Emerging markets are taking heart from the re-opening of virus-battered economies around the world while the rate of infections in some countries shows little sign of easing.
By Netty Ismail, Lilian Karunungan and Robert Brand
Emerging markets are taking heart from the re-opening of virus-battered economies around the world while the rate of infections in some countries shows little sign of easing. Developing-nation stocks and bonds rose for a second month in May and currencies were steady as investors drew comfort from government and central-bank stimulus efforts and optimism a coronavirus vaccine will eventually be developed. JPMorgan Chase & Co.’s measure of implied volatility for currencies has declined for the past five weeks, the longest streak this year.
Purchasing managers’ indexes across emerging markets this week may offer clues to whether economies are turning the corner after easing lockdown restrictions. But the spread of the virus is barely letting up. Brazil now has more cases than any country except the U.S., Russia isn’t far behind, and Mexico had its largest single increase in both cases and deaths last week.
“A more convincing emerging market-specific recovery will likely require clearer signs of being past the worst moments in countries continuing to see rising cases,” said Morgan Harting, a New York-based money manager at AllianceBernstein, which oversees $542 billion in assets. “We’ve started to see some of the more beaten down parts of the capital markets play catch-up and there’s a great deal of focus on how sustained this trend will be and how broadly it’s felt across emerging markets.”
Tension between Washington and Beijing may also weigh on sentiment as the clock ticks down to the November U.S. election, though President Donald Trump stopped short of imposing economic sanctions on China in his speech on Friday.
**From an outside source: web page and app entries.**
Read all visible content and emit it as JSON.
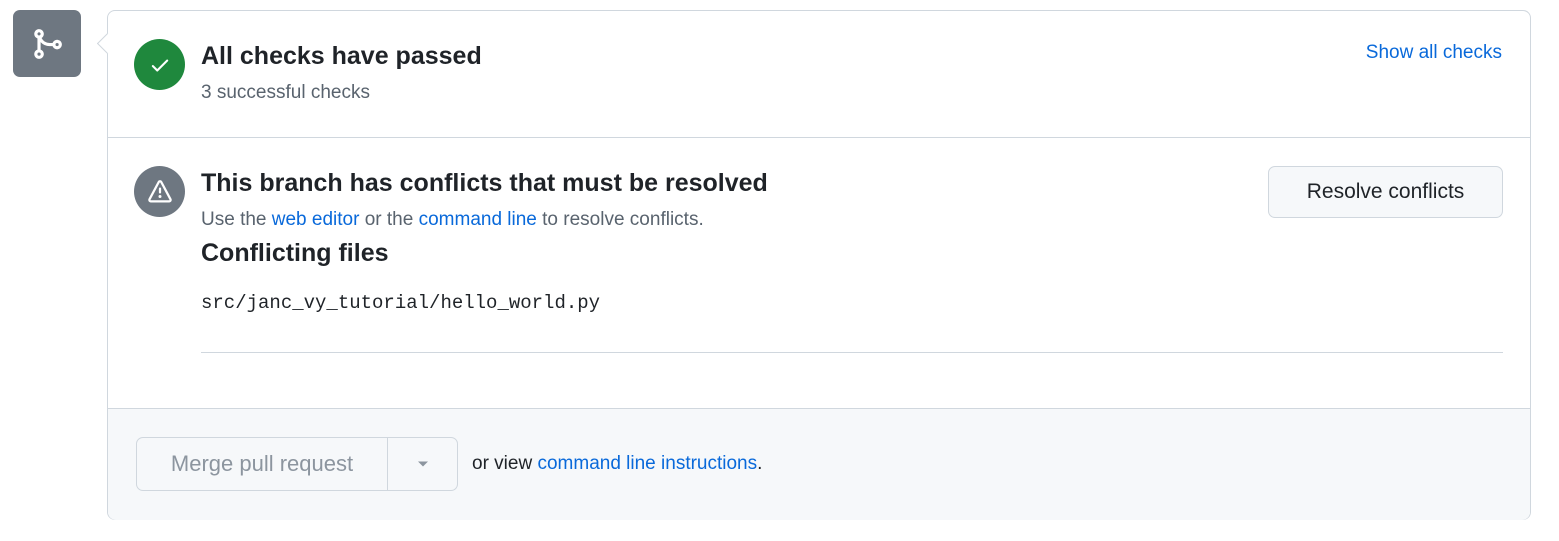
{
  "checks": {
    "title": "All checks have passed",
    "subtitle": "3 successful checks",
    "show_all_label": "Show all checks"
  },
  "conflicts": {
    "title": "This branch has conflicts that must be resolved",
    "desc_prefix": "Use the ",
    "web_editor_label": "web editor",
    "desc_middle": " or the ",
    "command_line_label": "command line",
    "desc_suffix": " to resolve conflicts.",
    "resolve_label": "Resolve conflicts",
    "files_heading": "Conflicting files",
    "files": [
      "src/janc_vy_tutorial/hello_world.py"
    ]
  },
  "footer": {
    "merge_label": "Merge pull request",
    "text_prefix": "or view ",
    "instructions_label": "command line instructions",
    "text_suffix": "."
  },
  "icons": {
    "merge": "git-merge-icon",
    "check": "check-icon",
    "alert": "alert-icon",
    "caret": "triangle-down-icon"
  },
  "colors": {
    "success": "#1f883d",
    "link": "#0969da",
    "neutral": "#6e7781"
  }
}
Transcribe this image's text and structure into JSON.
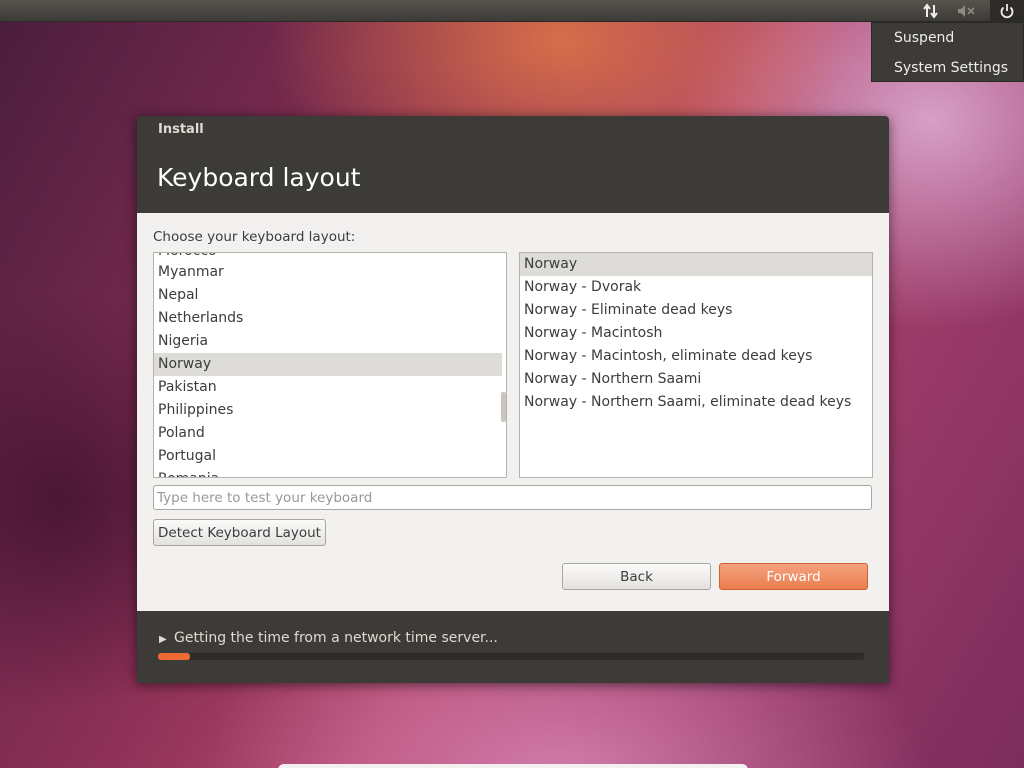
{
  "top_panel": {
    "icons": [
      "network-transfer-icon",
      "sound-muted-icon",
      "power-icon"
    ]
  },
  "power_menu": {
    "items": [
      "Suspend",
      "System Settings"
    ]
  },
  "window": {
    "title": "Install",
    "page_title": "Keyboard layout",
    "prompt": "Choose your keyboard layout:"
  },
  "countries": {
    "items": [
      "Morocco",
      "Myanmar",
      "Nepal",
      "Netherlands",
      "Nigeria",
      "Norway",
      "Pakistan",
      "Philippines",
      "Poland",
      "Portugal",
      "Romania"
    ],
    "selected": "Norway"
  },
  "variants": {
    "items": [
      "Norway",
      "Norway - Dvorak",
      "Norway - Eliminate dead keys",
      "Norway - Macintosh",
      "Norway - Macintosh, eliminate dead keys",
      "Norway - Northern Saami",
      "Norway - Northern Saami, eliminate dead keys"
    ],
    "selected": "Norway"
  },
  "test_field": {
    "placeholder": "Type here to test your keyboard",
    "value": ""
  },
  "buttons": {
    "detect": "Detect Keyboard Layout",
    "back": "Back",
    "forward": "Forward"
  },
  "status": {
    "text": "Getting the time from a network time server...",
    "progress": 0.045
  },
  "colors": {
    "accent": "#ee6a35",
    "forward_button": "#ea7d4e",
    "window_dark": "#3c3b37"
  }
}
The focus will also be on whether the People’s Bank of China will let the yuan depreciate past the psychologically important 7.20-per-dollar level even after pledging to keep the currency stable during the National People’s Congress, which ended last week.